═════ PROVIDED DATA

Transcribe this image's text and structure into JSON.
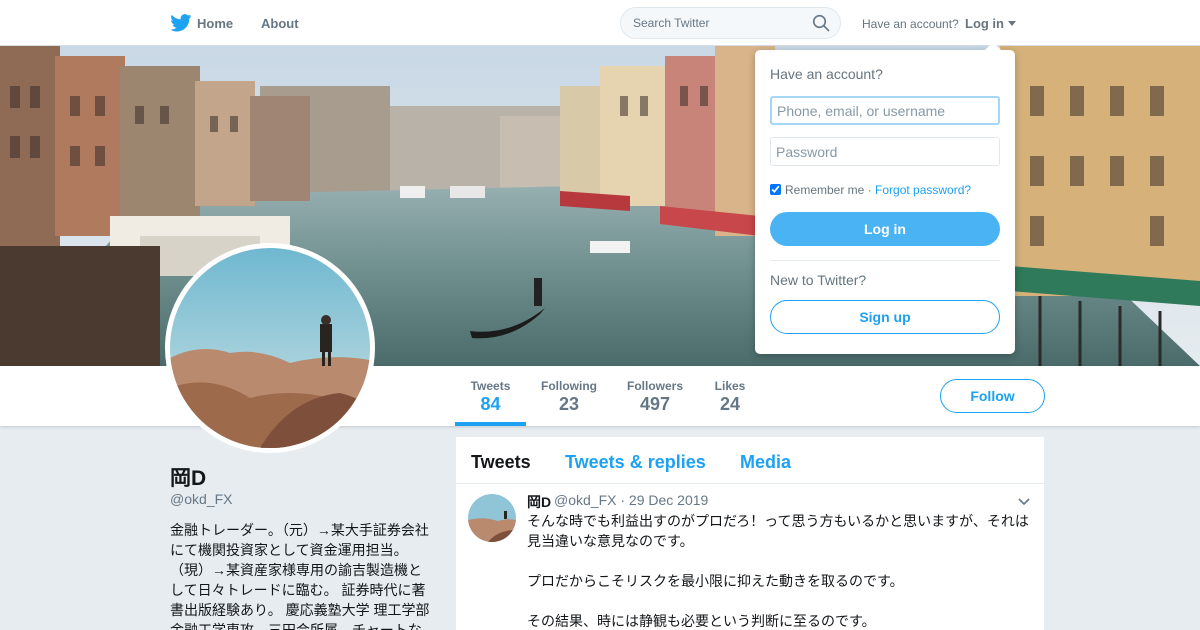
{
  "colors": {
    "brand": "#1da1f2",
    "text": "#14171a",
    "secondary": "#657786",
    "background": "#e6ecf0"
  },
  "topbar": {
    "home_label": "Home",
    "about_label": "About",
    "search_placeholder": "Search Twitter",
    "have_account": "Have an account?",
    "login_label": "Log in",
    "icons": [
      "twitter-bird-icon",
      "search-icon",
      "caret-down-icon"
    ]
  },
  "login_dropdown": {
    "title": "Have an account?",
    "username_placeholder": "Phone, email, or username",
    "password_placeholder": "Password",
    "remember_label": "Remember me",
    "separator": " · ",
    "forgot_label": "Forgot password?",
    "remember_checked": true,
    "login_button": "Log in",
    "new_to": "New to Twitter?",
    "signup_button": "Sign up"
  },
  "profile_nav": {
    "stats": [
      {
        "label": "Tweets",
        "value": "84",
        "active": true
      },
      {
        "label": "Following",
        "value": "23",
        "active": false
      },
      {
        "label": "Followers",
        "value": "497",
        "active": false
      },
      {
        "label": "Likes",
        "value": "24",
        "active": false
      }
    ],
    "follow_button": "Follow"
  },
  "profile": {
    "name": "岡D",
    "handle": "@okd_FX",
    "bio": "金融トレーダー。（元）→某大手証券会社にて機関投資家として資金運用担当。（現）→某資産家様専用の諭吉製造機として日々トレードに臨む。 証券時代に著書出版経験あり。 慶応義塾大学 理工学部 金融工学専攻。三田会所属。チャートな"
  },
  "timeline": {
    "tabs": [
      "Tweets",
      "Tweets & replies",
      "Media"
    ],
    "tweet": {
      "name": "岡D",
      "handle": "@okd_FX",
      "separator": "·",
      "date": "29 Dec 2019",
      "paragraphs": [
        "そんな時でも利益出すのがプロだろ！って思う方もいるかと思いますが、それは見当違いな意見なのです。",
        "プロだからこそリスクを最小限に抑えた動きを取るのです。",
        "その結果、時には静観も必要という判断に至るのです。"
      ]
    }
  }
}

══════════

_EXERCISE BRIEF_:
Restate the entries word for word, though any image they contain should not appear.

_SOLUTION TO THE PROBLEM_:
Transcribe this image's text and structure into JSON.
{
  "colors": {
    "brand": "#1da1f2",
    "text": "#14171a",
    "secondary": "#657786",
    "background": "#e6ecf0"
  },
  "topbar": {
    "home_label": "Home",
    "about_label": "About",
    "search_placeholder": "Search Twitter",
    "have_account": "Have an account?",
    "login_label": "Log in",
    "icons": [
      "twitter-bird-icon",
      "search-icon",
      "caret-down-icon"
    ]
  },
  "login_dropdown": {
    "title": "Have an account?",
    "username_placeholder": "Phone, email, or username",
    "password_placeholder": "Password",
    "remember_label": "Remember me",
    "separator": " · ",
    "forgot_label": "Forgot password?",
    "remember_checked": true,
    "login_button": "Log in",
    "new_to": "New to Twitter?",
    "signup_button": "Sign up"
  },
  "profile_nav": {
    "stats": [
      {
        "label": "Tweets",
        "value": "84",
        "active": true
      },
      {
        "label": "Following",
        "value": "23",
        "active": false
      },
      {
        "label": "Followers",
        "value": "497",
        "active": false
      },
      {
        "label": "Likes",
        "value": "24",
        "active": false
      }
    ],
    "follow_button": "Follow"
  },
  "profile": {
    "name": "岡D",
    "handle": "@okd_FX",
    "bio": "金融トレーダー。（元）→某大手証券会社にて機関投資家として資金運用担当。（現）→某資産家様専用の諭吉製造機として日々トレードに臨む。 証券時代に著書出版経験あり。 慶応義塾大学 理工学部 金融工学専攻。三田会所属。チャートな"
  },
  "timeline": {
    "tabs": [
      "Tweets",
      "Tweets & replies",
      "Media"
    ],
    "tweet": {
      "name": "岡D",
      "handle": "@okd_FX",
      "separator": "·",
      "date": "29 Dec 2019",
      "paragraphs": [
        "そんな時でも利益出すのがプロだろ！って思う方もいるかと思いますが、それは見当違いな意見なのです。",
        "プロだからこそリスクを最小限に抑えた動きを取るのです。",
        "その結果、時には静観も必要という判断に至るのです。"
      ]
    }
  }
}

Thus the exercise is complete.